— Exercise description —
Before writing out the records, remove the pictures; keep everything else exact.

— Stored data —
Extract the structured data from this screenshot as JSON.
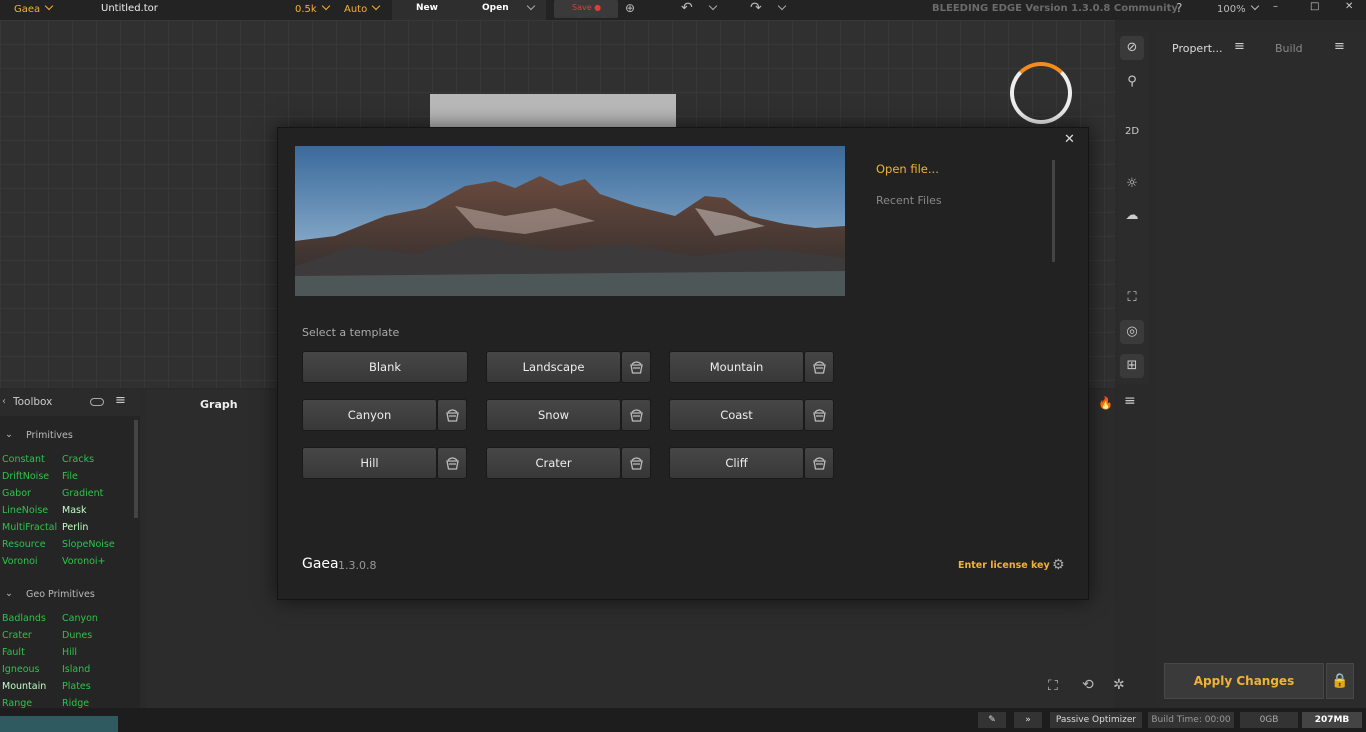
{
  "app": {
    "name": "Gaea",
    "file_name": "Untitled.tor",
    "resolution": "0.5k",
    "build_mode": "Auto",
    "version_banner": "BLEEDING EDGE Version 1.3.0.8 Community",
    "zoom": "100%"
  },
  "toolbar": {
    "new_label": "New",
    "open_label": "Open",
    "save_label": "Save ●"
  },
  "viewport": {
    "btn_2d": "2D"
  },
  "right_panel": {
    "properties_tab": "Propert...",
    "build_tab": "Build",
    "apply_label": "Apply Changes"
  },
  "toolbox": {
    "title": "Toolbox",
    "categories": [
      {
        "name": "Primitives",
        "nodes": [
          [
            "Constant",
            "Cracks"
          ],
          [
            "DriftNoise",
            "File"
          ],
          [
            "Gabor",
            "Gradient"
          ],
          [
            "LineNoise",
            "Mask"
          ],
          [
            "MultiFractal",
            "Perlin"
          ],
          [
            "Resource",
            "SlopeNoise"
          ],
          [
            "Voronoi",
            "Voronoi+"
          ]
        ]
      },
      {
        "name": "Geo Primitives",
        "nodes": [
          [
            "Badlands",
            "Canyon"
          ],
          [
            "Crater",
            "Dunes"
          ],
          [
            "Fault",
            "Hill"
          ],
          [
            "Igneous",
            "Island"
          ],
          [
            "Mountain",
            "Plates"
          ],
          [
            "Range",
            "Ridge"
          ]
        ]
      }
    ]
  },
  "graph": {
    "tab_label": "Graph"
  },
  "statusbar": {
    "optimizer": "Passive Optimizer",
    "build_time": "Build Time: 00:00",
    "disk": "0GB",
    "memory": "207MB"
  },
  "modal": {
    "open_file": "Open file...",
    "recent_files": "Recent Files",
    "select_template": "Select a template",
    "templates": [
      "Blank",
      "Landscape",
      "Mountain",
      "Canyon",
      "Snow",
      "Coast",
      "Hill",
      "Crater",
      "Cliff"
    ],
    "brand": "Gaea",
    "version": "1.3.0.8",
    "license_link": "Enter license key"
  },
  "colors": {
    "accent": "#f2b233",
    "node_green": "#2fc24a",
    "brand_orange": "#f28c1b"
  }
}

— Answer section —
Extract the structured data from this screenshot as JSON.
{
  "app": {
    "name": "Gaea",
    "file_name": "Untitled.tor",
    "resolution": "0.5k",
    "build_mode": "Auto",
    "version_banner": "BLEEDING EDGE Version 1.3.0.8 Community",
    "zoom": "100%"
  },
  "toolbar": {
    "new_label": "New",
    "open_label": "Open",
    "save_label": "Save ●"
  },
  "viewport": {
    "btn_2d": "2D"
  },
  "right_panel": {
    "properties_tab": "Propert...",
    "build_tab": "Build",
    "apply_label": "Apply Changes"
  },
  "toolbox": {
    "title": "Toolbox",
    "categories": [
      {
        "name": "Primitives",
        "nodes": [
          [
            "Constant",
            "Cracks"
          ],
          [
            "DriftNoise",
            "File"
          ],
          [
            "Gabor",
            "Gradient"
          ],
          [
            "LineNoise",
            "Mask"
          ],
          [
            "MultiFractal",
            "Perlin"
          ],
          [
            "Resource",
            "SlopeNoise"
          ],
          [
            "Voronoi",
            "Voronoi+"
          ]
        ]
      },
      {
        "name": "Geo Primitives",
        "nodes": [
          [
            "Badlands",
            "Canyon"
          ],
          [
            "Crater",
            "Dunes"
          ],
          [
            "Fault",
            "Hill"
          ],
          [
            "Igneous",
            "Island"
          ],
          [
            "Mountain",
            "Plates"
          ],
          [
            "Range",
            "Ridge"
          ]
        ]
      }
    ]
  },
  "graph": {
    "tab_label": "Graph"
  },
  "statusbar": {
    "optimizer": "Passive Optimizer",
    "build_time": "Build Time: 00:00",
    "disk": "0GB",
    "memory": "207MB"
  },
  "modal": {
    "open_file": "Open file...",
    "recent_files": "Recent Files",
    "select_template": "Select a template",
    "templates": [
      "Blank",
      "Landscape",
      "Mountain",
      "Canyon",
      "Snow",
      "Coast",
      "Hill",
      "Crater",
      "Cliff"
    ],
    "brand": "Gaea",
    "version": "1.3.0.8",
    "license_link": "Enter license key"
  },
  "colors": {
    "accent": "#f2b233",
    "node_green": "#2fc24a",
    "brand_orange": "#f28c1b"
  }
}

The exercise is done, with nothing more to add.